Study material »
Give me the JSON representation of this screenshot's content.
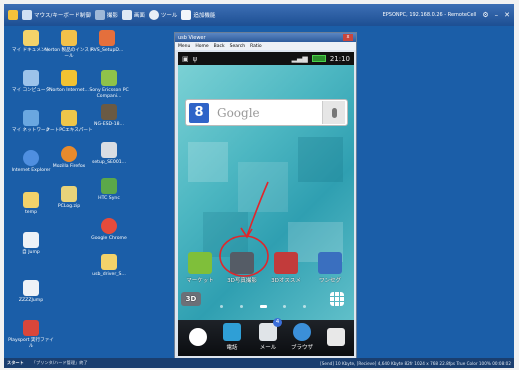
{
  "topbar": {
    "keyboard_mouse_label": "マウス/キーボード制御",
    "shoot_label": "撮影",
    "screen_label": "画面",
    "tools_label": "ツール",
    "extra_label": "追加機能",
    "remote_title": "EPSONPC, 192.168.0.26 - RemoteCell"
  },
  "desktop": {
    "icons": [
      {
        "label": "マイ ドキュメント",
        "color": "#f3d36a"
      },
      {
        "label": "Norton 製品のインストール",
        "color": "#f2c14a"
      },
      {
        "label": "RVS_SetupD...",
        "color": "#e46f3c"
      },
      {
        "label": "マイ コンピュータ",
        "color": "#9cc3ea"
      },
      {
        "label": "Norton Internet...",
        "color": "#f2c232"
      },
      {
        "label": "Sony Ericsson PC Compani...",
        "color": "#8fc24a"
      },
      {
        "label": "マイ ネットワーク",
        "color": "#6aa7e0"
      },
      {
        "label": "ノートPCエキスパート",
        "color": "#eec64a"
      },
      {
        "label": "NG-ESD-18...",
        "color": "#6a5a44"
      },
      {
        "label": "Internet Explorer",
        "color": "#4f8fe0"
      },
      {
        "label": "Mozilla Firefox",
        "color": "#e88a2c"
      },
      {
        "label": "setup_SE001...",
        "color": "#d9dde3"
      },
      {
        "label": "temp",
        "color": "#f2d26a"
      },
      {
        "label": "PCLog.zip",
        "color": "#e8d37a"
      },
      {
        "label": "HTC Sync",
        "color": "#5ba84a"
      },
      {
        "label": "Google Chrome",
        "color": "#e54b3b"
      },
      {
        "label": "自 Jump",
        "color": "#eef2f7"
      },
      {
        "label": "usb_driver_S...",
        "color": "#f2d26a"
      },
      {
        "label": "ZZZZJump",
        "color": "#eef2f7"
      },
      {
        "label": "Playsport 実行ファイル",
        "color": "#d9463b"
      }
    ]
  },
  "viewer": {
    "window_title": "usb Viewer",
    "menu_items": [
      "Menu",
      "Home",
      "Back",
      "Search",
      "Ratio"
    ],
    "close_label": "x"
  },
  "phone": {
    "clock": "21:10",
    "search_placeholder": "Google",
    "google_letter": "8",
    "apps": [
      {
        "label": "マーケット",
        "color": "#7fbf3a"
      },
      {
        "label": "3D写真撮影",
        "color": "#555c66"
      },
      {
        "label": "3Dオススメ",
        "color": "#c23b3b"
      },
      {
        "label": "ワンセグ",
        "color": "#3a6fbf"
      }
    ],
    "widget_3d_label": "3D",
    "dock": [
      {
        "label": "",
        "color": "#ffffff"
      },
      {
        "label": "電話",
        "color": "#2f9fd6"
      },
      {
        "label": "メール",
        "color": "#e0e4e8"
      },
      {
        "label": "ブラウザ",
        "color": "#3b8fd9"
      },
      {
        "label": "",
        "color": "#e8e8e8"
      }
    ],
    "mail_badge": "4"
  },
  "taskbar": {
    "start_label": "スタート",
    "task_label": "「プリンタ/ハード管理」終了",
    "stats": "[Send] 10 Kbyte, [Recieve] 4,640 Kbyte  82fr  1024 x 768 22.8fps  True Color  100%  00:08:02"
  },
  "colors": {
    "desktop_bg": "#1b5ea8",
    "annotation_red": "#e0262b"
  }
}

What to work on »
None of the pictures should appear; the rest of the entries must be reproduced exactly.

Solution »
Give me the JSON representation of this screenshot's content.
{
  "topbar": {
    "keyboard_mouse_label": "マウス/キーボード制御",
    "shoot_label": "撮影",
    "screen_label": "画面",
    "tools_label": "ツール",
    "extra_label": "追加機能",
    "remote_title": "EPSONPC, 192.168.0.26 - RemoteCell"
  },
  "desktop": {
    "icons": [
      {
        "label": "マイ ドキュメント",
        "color": "#f3d36a"
      },
      {
        "label": "Norton 製品のインストール",
        "color": "#f2c14a"
      },
      {
        "label": "RVS_SetupD...",
        "color": "#e46f3c"
      },
      {
        "label": "マイ コンピュータ",
        "color": "#9cc3ea"
      },
      {
        "label": "Norton Internet...",
        "color": "#f2c232"
      },
      {
        "label": "Sony Ericsson PC Compani...",
        "color": "#8fc24a"
      },
      {
        "label": "マイ ネットワーク",
        "color": "#6aa7e0"
      },
      {
        "label": "ノートPCエキスパート",
        "color": "#eec64a"
      },
      {
        "label": "NG-ESD-18...",
        "color": "#6a5a44"
      },
      {
        "label": "Internet Explorer",
        "color": "#4f8fe0"
      },
      {
        "label": "Mozilla Firefox",
        "color": "#e88a2c"
      },
      {
        "label": "setup_SE001...",
        "color": "#d9dde3"
      },
      {
        "label": "temp",
        "color": "#f2d26a"
      },
      {
        "label": "PCLog.zip",
        "color": "#e8d37a"
      },
      {
        "label": "HTC Sync",
        "color": "#5ba84a"
      },
      {
        "label": "Google Chrome",
        "color": "#e54b3b"
      },
      {
        "label": "自 Jump",
        "color": "#eef2f7"
      },
      {
        "label": "usb_driver_S...",
        "color": "#f2d26a"
      },
      {
        "label": "ZZZZJump",
        "color": "#eef2f7"
      },
      {
        "label": "Playsport 実行ファイル",
        "color": "#d9463b"
      }
    ]
  },
  "viewer": {
    "window_title": "usb Viewer",
    "menu_items": [
      "Menu",
      "Home",
      "Back",
      "Search",
      "Ratio"
    ],
    "close_label": "x"
  },
  "phone": {
    "clock": "21:10",
    "search_placeholder": "Google",
    "google_letter": "8",
    "apps": [
      {
        "label": "マーケット",
        "color": "#7fbf3a"
      },
      {
        "label": "3D写真撮影",
        "color": "#555c66"
      },
      {
        "label": "3Dオススメ",
        "color": "#c23b3b"
      },
      {
        "label": "ワンセグ",
        "color": "#3a6fbf"
      }
    ],
    "widget_3d_label": "3D",
    "dock": [
      {
        "label": "",
        "color": "#ffffff"
      },
      {
        "label": "電話",
        "color": "#2f9fd6"
      },
      {
        "label": "メール",
        "color": "#e0e4e8"
      },
      {
        "label": "ブラウザ",
        "color": "#3b8fd9"
      },
      {
        "label": "",
        "color": "#e8e8e8"
      }
    ],
    "mail_badge": "4"
  },
  "taskbar": {
    "start_label": "スタート",
    "task_label": "「プリンタ/ハード管理」終了",
    "stats": "[Send] 10 Kbyte, [Recieve] 4,640 Kbyte  82fr  1024 x 768 22.8fps  True Color  100%  00:08:02"
  },
  "colors": {
    "desktop_bg": "#1b5ea8",
    "annotation_red": "#e0262b"
  }
}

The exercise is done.